Plants form an essential part of the water and pond ecosystem in the garden, both aesthetically and practically. Discussing pond margin plants and bog plants, this article explores all you need to know to create the perfect setting.
Some bog plants cannot withstand totally waterlogged soil and need a certain amount of oxygen around the roots while others can be planted up in pots or containers and plunged into ponds, provided that they are stabilised at the recommended depth. This can be achieved by standing them on a platform of bricks or concrete blocks.
Both of these groups perform the all-important function of softening or breaking the line of the edge of the pond and integrating the water surface with the garden beyond. Their tranquil, serene reflections in the pond, especially when in bloom, enhance the reflective properties of the water.
Acorus gramineus (Japanese rush)
A grass-like member of the Arum lily family with variegated or golden leaves varying in height from 10cm to 40cm, depending on the variety. They are excellent pond margin plants, grown primarily for their attractive foliage; flowers are produced amongst the foliage and are seldom seen. Evergreen and cold tolerant, Acorus grows easily virtually throughout the country, and is suitable for plunge-pot culture.
Astilbe x hybrids
A clump forming perennials. Their fine, almost fern-like foliage goes completely dormant in winter, with new leaves emerging in spring followed by flower spikes bearing plumes of tiny flowers in shades of red, pink, mauve or white. Astilbe prefers rich, damp soils and semi-shaded growing conditions and does best in cool, temperate climates with high rainfall.
Chondropetalum tectorum (Thatching reed)
A popular member of the restio family originating from the Cape Province. It is a handsome plant that thrives in shallow water and grows in large clumps of up to 1,5 metres. Its slender, dark green, tubular stems are tipped with tufts of brown flowers in autumn. Suitable for plunge-pot culture, it is cold hardy, enduring and easy to grow in most parts of South Africa.
Cyperus prolifer (Dwarf papyrus)
A swamp plant found growing naturally in the coastal regions of Southern Africa. Upright stems up to a metre tall emerge from rhizomes and are topped with a tuft of fine modified leaves called sheaths. It forms large clumps and grows in water or damp soil. It is frost sensitive and is also suitable for plunge-pot culture.
A truly magnificent plant, originating from South America. It’s huge rhubarb-like leaves that grow up to 2m long, baring long, stout, prickly stems that emerge from a central crown in spring. When fully mature, Gunnera forms an awesome sight during the summer months. The clumps become extremely large, so when planting one, ensure that there is sufficient space in which it can grow and develop. Only growing in cooler regions, it does best in semi-shaded, woodland conditions on the edge of ponds or streams, in soil that remains constantly moist and damp.

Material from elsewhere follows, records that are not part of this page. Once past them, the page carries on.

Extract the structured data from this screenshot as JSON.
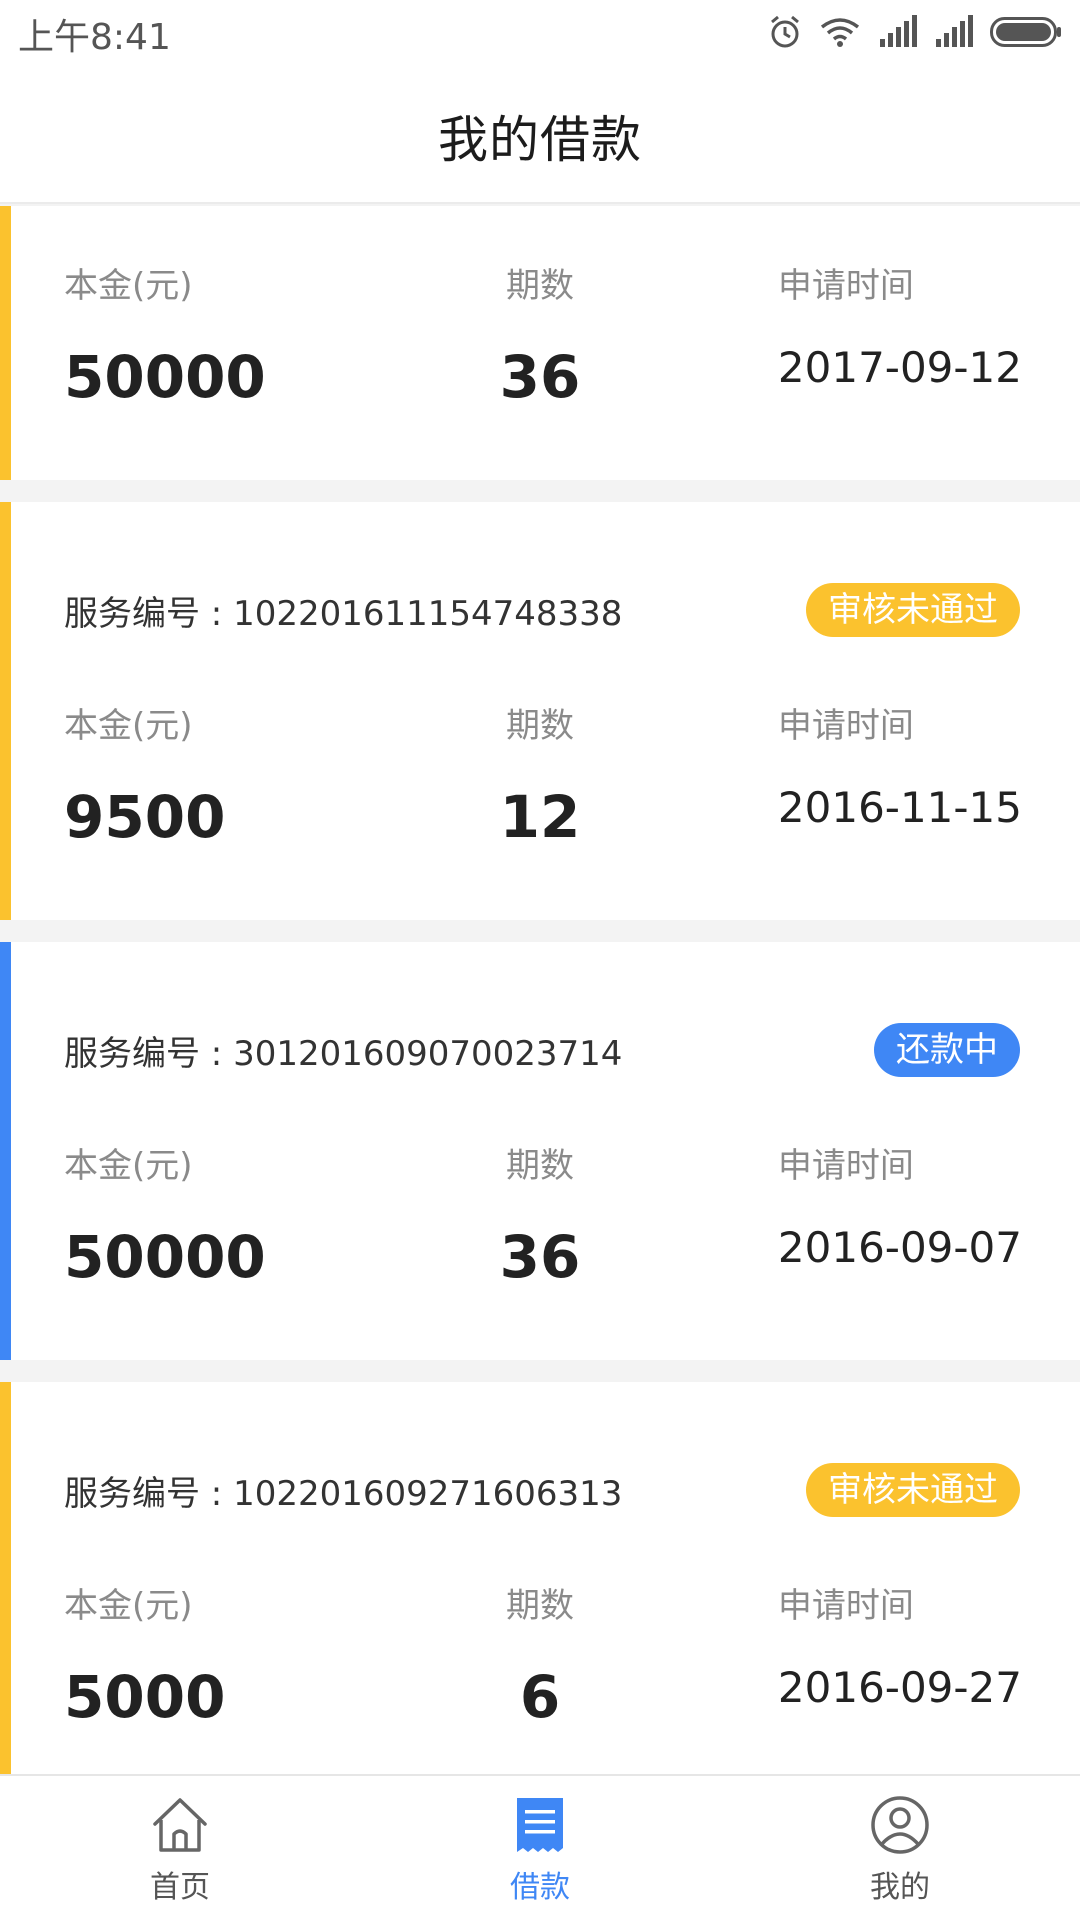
{
  "status_bar": {
    "time": "上午8:41",
    "icons": [
      "alarm-icon",
      "wifi-icon",
      "signal-icon",
      "signal-icon",
      "battery-icon"
    ]
  },
  "header": {
    "title": "我的借款"
  },
  "colors": {
    "pending": "#fbc22e",
    "active": "#3f87f5"
  },
  "labels": {
    "principal": "本金(元)",
    "periods": "期数",
    "apply_time": "申请时间"
  },
  "loans": [
    {
      "service_no": "",
      "status": "",
      "status_color": "#fbc22e",
      "principal": "50000",
      "periods": "36",
      "apply_time": "2017-09-12"
    },
    {
      "service_no": "服务编号 : 102201611154748338",
      "status": "审核未通过",
      "status_color": "#fbc22e",
      "principal": "9500",
      "periods": "12",
      "apply_time": "2016-11-15"
    },
    {
      "service_no": "服务编号 : 301201609070023714",
      "status": "还款中",
      "status_color": "#3f87f5",
      "principal": "50000",
      "periods": "36",
      "apply_time": "2016-09-07"
    },
    {
      "service_no": "服务编号 : 102201609271606313",
      "status": "审核未通过",
      "status_color": "#fbc22e",
      "principal": "5000",
      "periods": "6",
      "apply_time": "2016-09-27"
    }
  ],
  "tabbar": {
    "items": [
      {
        "label": "首页",
        "icon": "home-icon",
        "active": false
      },
      {
        "label": "借款",
        "icon": "document-icon",
        "active": true
      },
      {
        "label": "我的",
        "icon": "user-icon",
        "active": false
      }
    ]
  }
}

Hosta x hybrids (Plantain lily)
Clump forming, deciduous perennials that are grown for their bold, colourful foliage. New leaves emerge in early spring and colours vary from green to blue-grey with numerous variegated forms, such as green with white, cream or gold. Hostas prefer the rich damp soil of bog conditions, but definitely not waterlogged soils, and do best in the cool, shaded parts of a garden in temperate climates. Tall flower spikes of white or lilac flowers emerge above the leaves in summer.
Iris Louisiana hybrids
Garden hybrids of an iris that originates from the swamps of Louisiana. They adapt well to both water and dry land conditions, needing soil rich in humus and full sun or dappled shade, and form clumps up to a meter tall. Many die down in winter but emerge early in spring to put on a spectacular display in a wide array of colours. They are suitable for plunge-pot culture.
Iris pseudacorus (Yellow flag)
A large, strong-growing iris that forms clumps of upright, sword-shaped leaves up to a meter tall. In late spring and summer flower stems produce between 4 and 12 yellow blooms. It is a durable plant that should be planted in full sun and needs a large space in which to spread unless it is contained in a submerged pot. It is spectacular and easy to grow in most climatic zones.
Lobelia cardinalis (Cardinal flower)
A clump-forming perennial with reddish-purple stems and leaves. In late spring and summer, tall flower stems are produced bearing tubular, scarlet flowers. It must be cut back hard after flowering. It performs well in rich, moist soils close to, but not in, the water and thrives in full sun or light shade, preferring the cooler climates.
Zantedeschia aethiopica (Arum lily)
The common white arum seen in both the wilds and gardens of South Africa remains one of the most impressive pond margin plants. The spectacular white spathes contrast so strikingly with the large, lush green leaves and it prefers damp soil or shallow water, in sun or light shade. In short, it is a plant suitable for plunge-pot culture that is both rewarding and easy to grow.